Here’s an example of what I mean: If you’ve been reading Shedders, you’ll know that I’ve had a long struggle coming to terms with removing the hoard of pines that live on our four acres here. Hundreds of them had to come down to create a safety zone for the house, and hundreds of others to provide us with view. The problem is that I like pines; any self-respecting Canadian would like pines. But here in my adopted country, they are an invasive species. They spread like wildfire and they can de-Australianise a landscape over the course of a couple of decades. So we kept removing them.
Nonetheless, some 30 or so at the bottom of our hill survived the purges.
Until the recent one.
I was uneasy about losing these remaining pines, in particular four or five old-timers, each with a 10 metre span of sweeping branches. But because I could see it was important to the others that this lower area be restored to its natural Australian bush state, I agreed the pines could go. I consented.
On the day the last massive tree fell, my true colours emerged.
I looked down the hill in profound shock. My oasis of green and shade and healthy growth and forest floor was GONE – never to return. I was devastated. When I went down the hill I would burst into tears; I couldn’t sit even on the side of the table where I might accidently glance in that direction.
It took me a couple of weeks of suffering before I started sharing about it with my housemates, acknowledging my deep-seated emotions and ‘fessing up to bad thoughts I’d had.
Sociocracy focuses on transparency and trust. Had I been transparent and trusting a few weeks earlier, I could have saved myself considerable misery. As sociocracy advises, I am looking to give my full consent, wholeheartedly and after luxuriant consideration – to understand what is good for our community beyond what feels good for myself. To say “I do” and mean it.
The three philosophers I mentioned earlier, who propelled the notion of sociocracy into existence, had big dreams for it: the emergence of “a new spirit breaking through” among humankind. “May it be,” Kees Boekes said, “that after the many centuries of fear, suspicion and hate, more and more a spirit of reconciliation and mutual trust will spread abroad…practice and education will provide the real solution to all world problems.”
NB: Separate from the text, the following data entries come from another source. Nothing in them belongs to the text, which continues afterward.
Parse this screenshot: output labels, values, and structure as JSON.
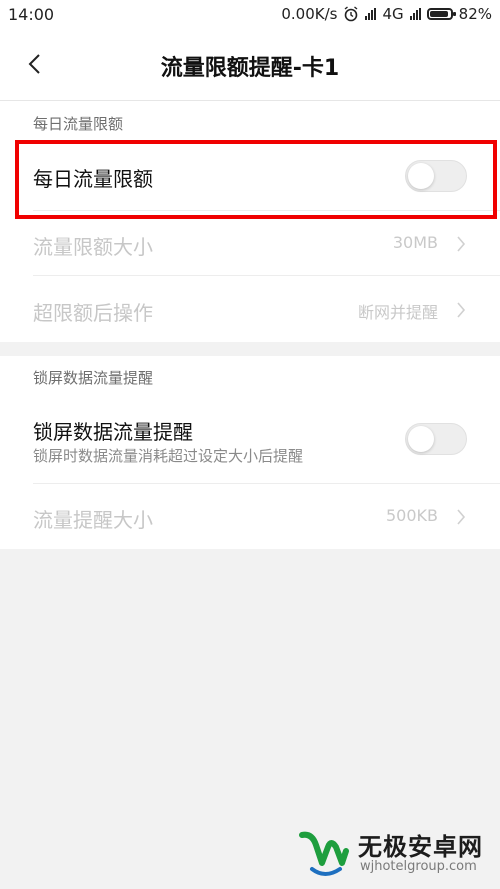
{
  "status_bar": {
    "time": "14:00",
    "speed": "0.00K/s",
    "network": "4G",
    "battery": "82%",
    "icons": [
      "alarm-icon",
      "signal-icon",
      "signal-icon",
      "battery-icon"
    ]
  },
  "header": {
    "title": "流量限额提醒-卡1",
    "back_icon": "back-arrow-icon"
  },
  "sections": [
    {
      "header": "每日流量限额",
      "rows": [
        {
          "title": "每日流量限额",
          "control": "toggle",
          "on": false
        },
        {
          "title": "流量限额大小",
          "value": "30MB",
          "disabled": true
        },
        {
          "title": "超限额后操作",
          "value": "断网并提醒",
          "disabled": true
        }
      ]
    },
    {
      "header": "锁屏数据流量提醒",
      "rows": [
        {
          "title": "锁屏数据流量提醒",
          "subtitle": "锁屏时数据流量消耗超过设定大小后提醒",
          "control": "toggle",
          "on": false
        },
        {
          "title": "流量提醒大小",
          "value": "500KB",
          "disabled": true
        }
      ]
    }
  ],
  "highlight_color": "#f00000",
  "watermark": {
    "title": "无极安卓网",
    "url": "wjhotelgroup.com"
  }
}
Well, that might be a while coming. But meantime, we’ll continue giving it an informal workout at Mitchells Island.